Three Decades of Personal Computing

After looking through old MacUser and MacWorld magazines, I started to think about all of the systems I’ve used over the years. I’ve never worked with 9-track tape, but I have used 8” floppy disks and a standard 1/4” audio cassette deck as a tape drive. The world has come a long way in 30 years.

My first personal computer was a Timex/Sinclair 1000, a tiny (not much larger than an unfolded airline drink napkin) highly portable computer. Although I didn’t realize it at the time, the physical size of the hardware had a profound impact on my views of computing. That tiny device demonstrated that computation did not have to be bound to a specific location: computers could be small and mobile.

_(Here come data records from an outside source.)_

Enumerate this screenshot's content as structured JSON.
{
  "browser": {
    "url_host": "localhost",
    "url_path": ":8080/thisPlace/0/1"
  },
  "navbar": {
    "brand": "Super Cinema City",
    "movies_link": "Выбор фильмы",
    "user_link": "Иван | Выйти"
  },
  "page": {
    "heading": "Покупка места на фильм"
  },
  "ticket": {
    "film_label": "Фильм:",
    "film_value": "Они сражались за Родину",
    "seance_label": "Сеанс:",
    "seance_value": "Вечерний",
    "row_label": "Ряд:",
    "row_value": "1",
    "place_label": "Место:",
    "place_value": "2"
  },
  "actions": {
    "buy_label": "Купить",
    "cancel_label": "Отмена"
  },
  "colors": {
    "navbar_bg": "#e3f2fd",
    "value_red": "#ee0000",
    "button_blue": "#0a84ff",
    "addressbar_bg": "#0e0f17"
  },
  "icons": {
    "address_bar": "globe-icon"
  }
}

I was an avid role gamer and developed some rather complex software during this period. Probably the most interesting piece was an application to randomly create worlds for GDW’s “Traveler.” I would generate screens of data that I would adapt for my friends’ entertainment. After only a year of use, I had outgrown the 16KB of RAM, the membrane keypad, and cassette drive — it was time to move on.

The next machine was a classic of personal computing and by all accounts, the most popular computer of all time: the Commodore 64. Purchased from Montgomery Ward and equipped with both an external 5.25” floppy drive and dot matrix printer, this machine got me through much of high school. For me, the computer was a tool and as such, I adapted the “Traveler Sector Generator” from the Timex/Sinclair, and wrote a host of small utility applications for my personal use. Being a software author did have its downsides, however. Mom thought I could write all of my own code, so when I finally gave up on writing my own word processor, she wouldn’t hear of it because she wasn’t going to let me “waste my money on video games.” A heated debate ensued in an aisle at Target and shortly thereafter, I left the store with a word processor with a spell checker. Later that year, a couple of other pieces of software arrived on my desk including Electronic Art’s “Music Construction Kit” and yes, a couple of games. Interestingly enough, I didn’t play the games, my dad did — he used to sneak into my bedroom while I was sleeping to catch a few rounds of “Cohen’s Towers.”

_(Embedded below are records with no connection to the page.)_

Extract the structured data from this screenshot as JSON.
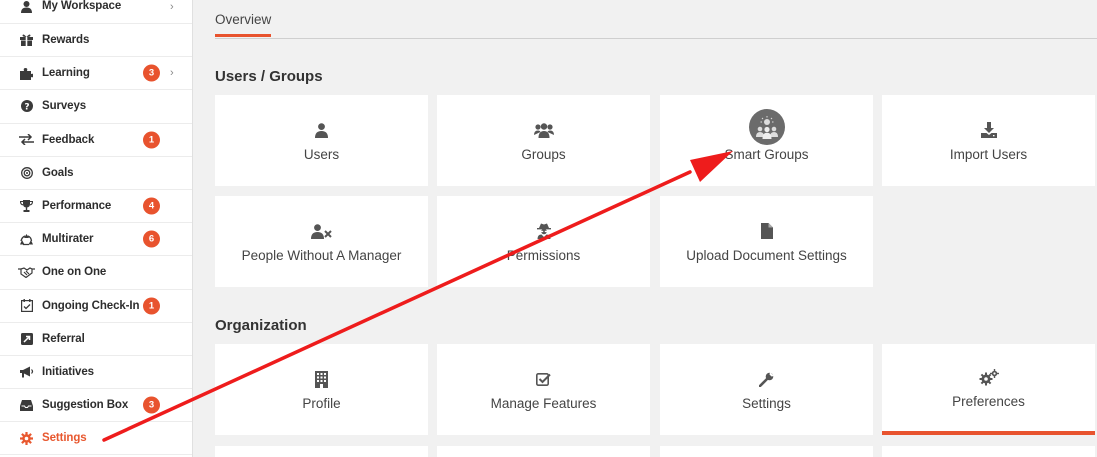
{
  "sidebar": {
    "items": [
      {
        "label": "My Workspace",
        "icon": "person-icon",
        "badge": null,
        "chevron": true
      },
      {
        "label": "Rewards",
        "icon": "gift-icon",
        "badge": null,
        "chevron": false
      },
      {
        "label": "Learning",
        "icon": "puzzle-icon",
        "badge": "3",
        "chevron": true
      },
      {
        "label": "Surveys",
        "icon": "question-icon",
        "badge": null,
        "chevron": false
      },
      {
        "label": "Feedback",
        "icon": "exchange-icon",
        "badge": "1",
        "chevron": false
      },
      {
        "label": "Goals",
        "icon": "target-icon",
        "badge": null,
        "chevron": false
      },
      {
        "label": "Performance",
        "icon": "trophy-icon",
        "badge": "4",
        "chevron": false
      },
      {
        "label": "Multirater",
        "icon": "recycle-icon",
        "badge": "6",
        "chevron": false
      },
      {
        "label": "One on One",
        "icon": "handshake-icon",
        "badge": null,
        "chevron": false
      },
      {
        "label": "Ongoing Check-In",
        "icon": "calendar-check-icon",
        "badge": "1",
        "chevron": false
      },
      {
        "label": "Referral",
        "icon": "share-icon",
        "badge": null,
        "chevron": false
      },
      {
        "label": "Initiatives",
        "icon": "bullhorn-icon",
        "badge": null,
        "chevron": false
      },
      {
        "label": "Suggestion Box",
        "icon": "inbox-icon",
        "badge": "3",
        "chevron": false
      },
      {
        "label": "Settings",
        "icon": "gear-icon",
        "badge": null,
        "chevron": false,
        "active": true
      }
    ]
  },
  "tabs": {
    "overview": "Overview"
  },
  "sections": {
    "users_groups": "Users / Groups",
    "organization": "Organization"
  },
  "cards": {
    "users": "Users",
    "groups": "Groups",
    "smart_groups": "Smart Groups",
    "import_users": "Import Users",
    "people_without_manager": "People Without A Manager",
    "permissions": "Permissions",
    "upload_document_settings": "Upload Document Settings",
    "profile": "Profile",
    "manage_features": "Manage Features",
    "settings": "Settings",
    "preferences": "Preferences"
  },
  "colors": {
    "accent": "#e8532e",
    "annotation_arrow": "#ee1c1c"
  }
}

High school presented me with a host of different challenges that the C64 couldn’t cover. I became more involved in science fair as an engineering-track student, I needed software beyond what the C64 could handle. I thought seriously about an Amiga, but the applications I needed just weren’t there. At that point, the family picked up a PC clone, a “Leading Edge Model D” with an Okidata dot-matrix printer. It shipped with a great word processor (always a priority), a good spreadsheet, and an equally good database. On top of that we added a basic CAD package for science fair design work and I ported the role gaming software once again, adding the now mythical “Incredible Tables of Extreme Randomness” to the collection. It even had a cool amber CRT and two 5.25” floppy drives (the hard drive came later).

When I went to college, I changed platforms because my campus was an Apple school. As such, I challenged the idea of the desktop with my Macintosh Plus and later, SE/30, by taking full advantage of the integrated handle at the top of the machine. I took them to work and to campus; I took them to airports and to friends’ homes; I took those machines everywhere I could. Those two computers were truly portable machines. Whenever I had either machine with me and I was near a power outlet, I’d crack open my MacSack, pull out the machine, plug in the keyboard and mouse, and compute. I used to regularly attract crowds in airports as I sat on the floor playing “Lode Runner” or developing software in HyperCard (and when I wasn’t doing that, I used the machine as a stool if the departure gate area was overcrowded — do that with a notebook!).

In 1991, Apple released its first Powerbook and I never looked back; a notebook has been my primary machine ever since.

Notebooks, to me, are personal productivity devices that are woven into the day-to-day activities of individuals. Workstations, on the other hand, are tools tailored to tasks and activities. Some workstations tackle computational problems, others deal with digital media projects, whereas others are optimized for entertainment. These fixed-location devices have always served fixed-position activities. Notebooks are quite different as they adapt to changing surroundings and situations. In fact, they are the chameleons of computing — workstations one moment, communicators another, and TV tray the next.

Thirty years ago (and beyond), people adapted to computing. Today, computing is starting to adapt to us. It finally is “personal computing.”